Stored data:
------------------------------------

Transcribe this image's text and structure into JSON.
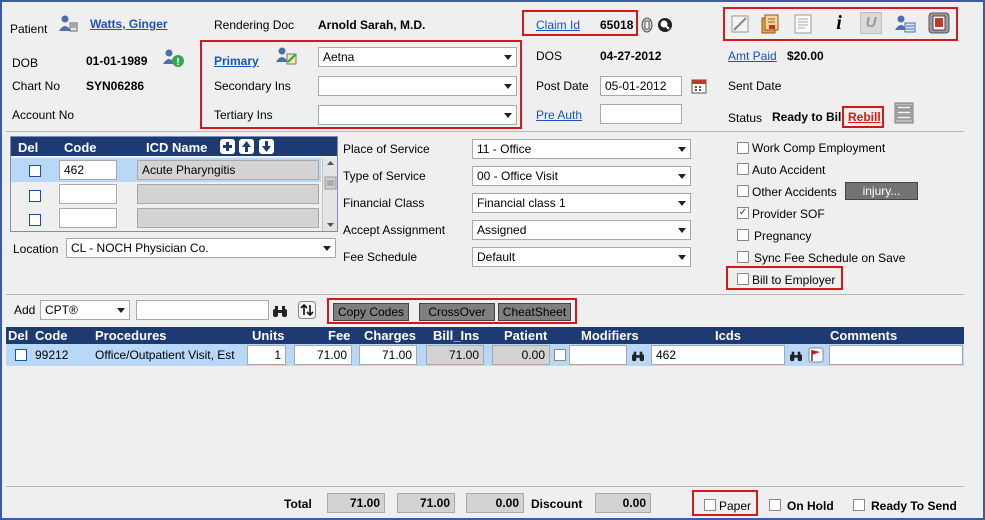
{
  "header": {
    "patient_label": "Patient",
    "patient_name": "Watts, Ginger",
    "rendering_doc_label": "Rendering Doc",
    "rendering_doc_value": "Arnold Sarah, M.D.",
    "claim_id_label": "Claim Id",
    "claim_id_value": "65018",
    "dob_label": "DOB",
    "dob_value": "01-01-1989",
    "chart_no_label": "Chart No",
    "chart_no_value": "SYN06286",
    "account_no_label": "Account No",
    "primary_label": "Primary",
    "primary_value": "Aetna",
    "secondary_label": "Secondary Ins",
    "secondary_value": "",
    "tertiary_label": "Tertiary Ins",
    "tertiary_value": "",
    "dos_label": "DOS",
    "dos_value": "04-27-2012",
    "post_date_label": "Post Date",
    "post_date_value": "05-01-2012",
    "pre_auth_label": "Pre Auth",
    "pre_auth_value": "",
    "amt_paid_label": "Amt Paid",
    "amt_paid_value": "$20.00",
    "sent_date_label": "Sent Date",
    "status_label": "Status",
    "status_value": "Ready to Bill",
    "rebill_label": "Rebill"
  },
  "toolbar": {
    "icons": [
      "edit-icon",
      "documents-icon",
      "notes-icon",
      "info-icon",
      "undo-icon",
      "user-card-icon",
      "print-icon"
    ],
    "info_glyph": "i",
    "undo_glyph": "U"
  },
  "icd": {
    "col_del": "Del",
    "col_code": "Code",
    "col_name": "ICD Name",
    "rows": [
      {
        "code": "462",
        "name": "Acute Pharyngitis"
      },
      {
        "code": "",
        "name": ""
      },
      {
        "code": "",
        "name": ""
      }
    ],
    "location_label": "Location",
    "location_value": "CL - NOCH Physician Co."
  },
  "service": {
    "place_label": "Place of Service",
    "place_value": "11 - Office",
    "type_label": "Type of Service",
    "type_value": "00 - Office Visit",
    "financial_label": "Financial Class",
    "financial_value": "Financial class 1",
    "accept_label": "Accept Assignment",
    "accept_value": "Assigned",
    "fee_label": "Fee Schedule",
    "fee_value": "Default"
  },
  "options": {
    "work_comp": "Work Comp Employment",
    "auto_accident": "Auto Accident",
    "other_accidents": "Other Accidents",
    "injury_button": "injury...",
    "provider_sof": "Provider SOF",
    "pregnancy": "Pregnancy",
    "sync_fee": "Sync Fee Schedule on Save",
    "bill_employer": "Bill to Employer",
    "provider_sof_checked": true
  },
  "add_bar": {
    "add_label": "Add",
    "type_value": "CPT®",
    "search_value": "",
    "copy_codes": "Copy Codes",
    "crossover": "CrossOver",
    "cheatsheet": "CheatSheet"
  },
  "procedures": {
    "headers": [
      "Del",
      "Code",
      "Procedures",
      "Units",
      "Fee",
      "Charges",
      "Bill_Ins",
      "Patient",
      "Modifiers",
      "Icds",
      "Comments"
    ],
    "rows": [
      {
        "code": "99212",
        "procedure": "Office/Outpatient Visit, Est",
        "units": "1",
        "fee": "71.00",
        "charges": "71.00",
        "bill_ins": "71.00",
        "patient": "0.00",
        "modifiers": "",
        "icds": "462",
        "comments": ""
      }
    ]
  },
  "footer": {
    "total_label": "Total",
    "total_charges": "71.00",
    "total_bill_ins": "71.00",
    "total_patient": "0.00",
    "discount_label": "Discount",
    "discount_value": "0.00",
    "paper_label": "Paper",
    "on_hold_label": "On Hold",
    "ready_label": "Ready To Send"
  },
  "colors": {
    "grid_header": "#1d3a73",
    "selected_row": "#b9d7f7",
    "highlight_box": "#d21a1a",
    "link": "#1a54b8"
  }
}
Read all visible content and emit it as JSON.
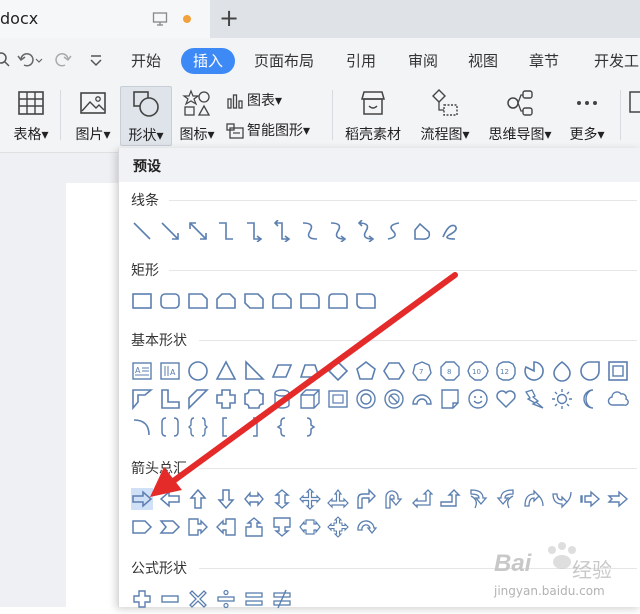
{
  "tabbar": {
    "doc_title": "docx",
    "new_tab": "+"
  },
  "menu": {
    "items": [
      "开始",
      "插入",
      "页面布局",
      "引用",
      "审阅",
      "视图",
      "章节",
      "开发工"
    ],
    "active_index": 1
  },
  "ribbon": {
    "table": "表格",
    "picture": "图片",
    "shape": "形状",
    "icon": "图标",
    "chart": "图表",
    "smart_graphic": "智能图形",
    "material": "稻壳素材",
    "flowchart": "流程图",
    "mindmap": "思维导图",
    "more": "更多",
    "dropdown_arrow": "▾"
  },
  "panel": {
    "header": "预设",
    "sections": {
      "lines": "线条",
      "rect": "矩形",
      "basic": "基本形状",
      "arrows": "箭头总汇",
      "formula": "公式形状"
    }
  },
  "watermark": {
    "brand": "Bai",
    "brand2": "经验",
    "url": "jingyan.baidu.com"
  },
  "colors": {
    "accent": "#3d8af7",
    "shape_stroke": "#5b7fb0",
    "annotation": "#e52a2a"
  }
}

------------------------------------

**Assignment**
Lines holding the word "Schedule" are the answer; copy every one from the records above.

**Answer**
    "fee_label": "Fee Schedule",
    "sync_fee": "Sync Fee Schedule on Save",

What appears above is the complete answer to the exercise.